*Intersections with higher scores are more dangerous than those with lower scores. For more information on the scoring system, see our methodology below.
Zoom in on any area of the map. Larger circles represent a more dangerous intersection. Hover over any circle to see the cross streets and the danger score of that intersection.
- In 2015, there were 7,294 crashes, 7,478 injuries and 57 fatalities at the 444 intersections in our study.
- The average danger score of a dangerous intersection was 68.24
- The average number of accidents per dangerous intersection was 16.43
- The average number of injuries per dangerous intersection was 16.84
- The average number of deaths per dangerous intersection was 0.128
- The intersection of Devonshire Street and Reseda Boulevard is the most dangerous intersection in California, followed closely by Imperial Highway and Vista Del Mar then Balboa Avenue and Nordhoff Street.
- In a state with over 76,000 miles of city streets and another 65,000 miles of county roads, two of the three most dangerous intersections – Devonshire Street and Reseda Boulevard (#1) and Balboa Avenue and Nordhoff Street (#3) -are located in the Northridge neighborhood of Los Angeles, just 3.4 miles apart.
- Devonshire and Reseda was the site of the most injuries (41) while Garfield Avenue and Rosecrans Avenue had the highest volume of crashes (44).
- Southern California dominates the study. In fact, only 47 of the intersections in our study (10.5 percent) are located anywhere outside of southern California.
- City-wise, it’s Los Angeles, then everyone else. 221 of the 444 intersections are on Los Angeles streets.
Distribution of Dangerous Intersections
It comes as no surprise that Los Angeles led the way in terms of accident volume, injuries and the number of dangerous intersections. What is surprising, however, is by how much it led the way. Almost half of the intersections in our study (221 of 444) are located within the city of Los Angeles boundaries. What’s more, 8 of the 10 most dangerous intersections and 17 of the top 20, are also found in L.A. The chart below plots all the dangerous intersections identified in our study. Purple dots (representing an intersection in the city of Los Angeles) dominate the data visualization below.

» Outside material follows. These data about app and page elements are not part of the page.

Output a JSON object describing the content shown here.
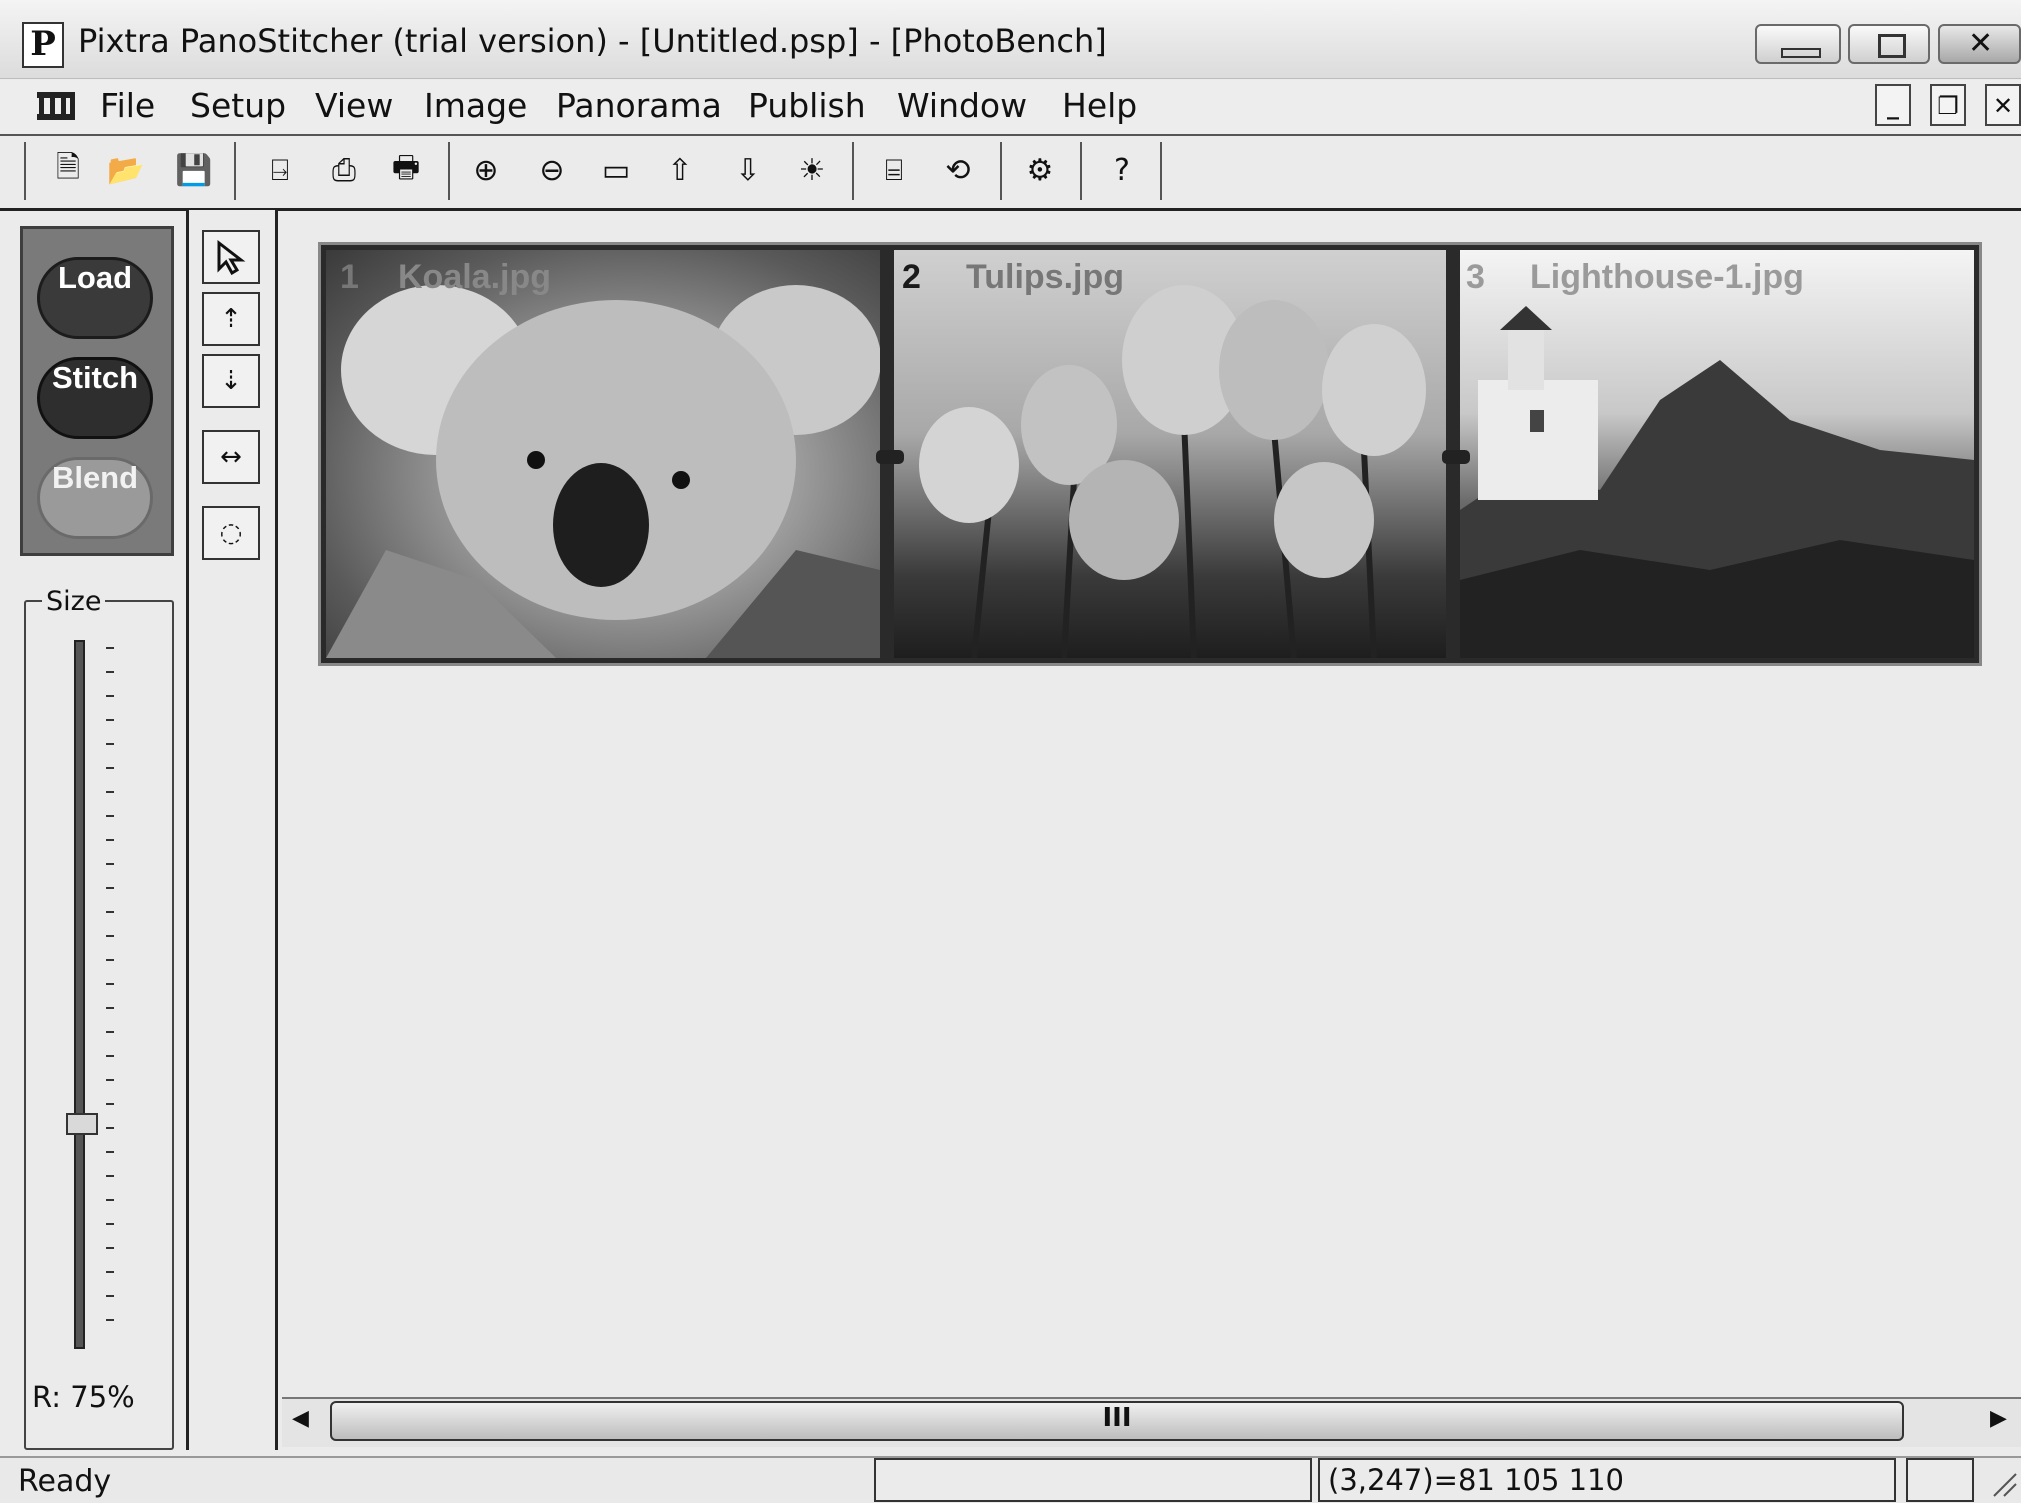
{
  "window": {
    "title": "Pixtra PanoStitcher (trial version) - [Untitled.psp] - [PhotoBench]"
  },
  "menu": {
    "items": [
      "File",
      "Setup",
      "View",
      "Image",
      "Panorama",
      "Publish",
      "Window",
      "Help"
    ]
  },
  "actions": {
    "load": "Load",
    "stitch": "Stitch",
    "blend": "Blend"
  },
  "size_panel": {
    "label": "Size",
    "ratio": "R: 75%",
    "slider_level_percent": 68
  },
  "images": [
    {
      "index": "1",
      "name": "Koala.jpg"
    },
    {
      "index": "2",
      "name": "Tulips.jpg"
    },
    {
      "index": "3",
      "name": "Lighthouse-1.jpg"
    }
  ],
  "scrollbar": {
    "thumb_glyph": "III"
  },
  "status": {
    "text": "Ready",
    "pixel_info": "(3,247)=81 105 110"
  },
  "icons": [
    "new-icon",
    "open-icon",
    "save-icon",
    "import-icon",
    "export-icon",
    "print-icon",
    "zoom-in-icon",
    "zoom-out-icon",
    "fit-icon",
    "move-up-icon",
    "move-down-icon",
    "brightness-icon",
    "stitch-icon",
    "rotate-icon",
    "settings-icon",
    "help-icon"
  ]
}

Los Angeles has 17 times as many intersections from our list than the number two city on the the list, Sacramento. While the Los Angeles metropolitan area is the most densely populated urban area in the United States (classified as Los Angeles – Long Beach – Anaheim by the U.S. Census), six other areas in California are among the top ten.
Why We Did This
Safety on our roads is the responsibility of those using the roads, but also on those that design and maintain our roads. This study identifies trends and dangers that our local government and community can use in improving safety and lowering the risks of serious injury. Proactively approaching the threats of dangerous intersections can save lives — that is what we hoped to accomplish with this study.
We parsed over 435,000 collision records for 2015, separating all accidents that occurred at intersections. We then assigned values to each accident, injury and fatality at each intersection to calculate a score to rate the danger of the intersection.
Formula: Accident (x1) + Injury (x3) + Fatality (x10) = Overall Score
Collision data obtained from SWITRS (a multi-agency database maintained by the California Highway Patrol).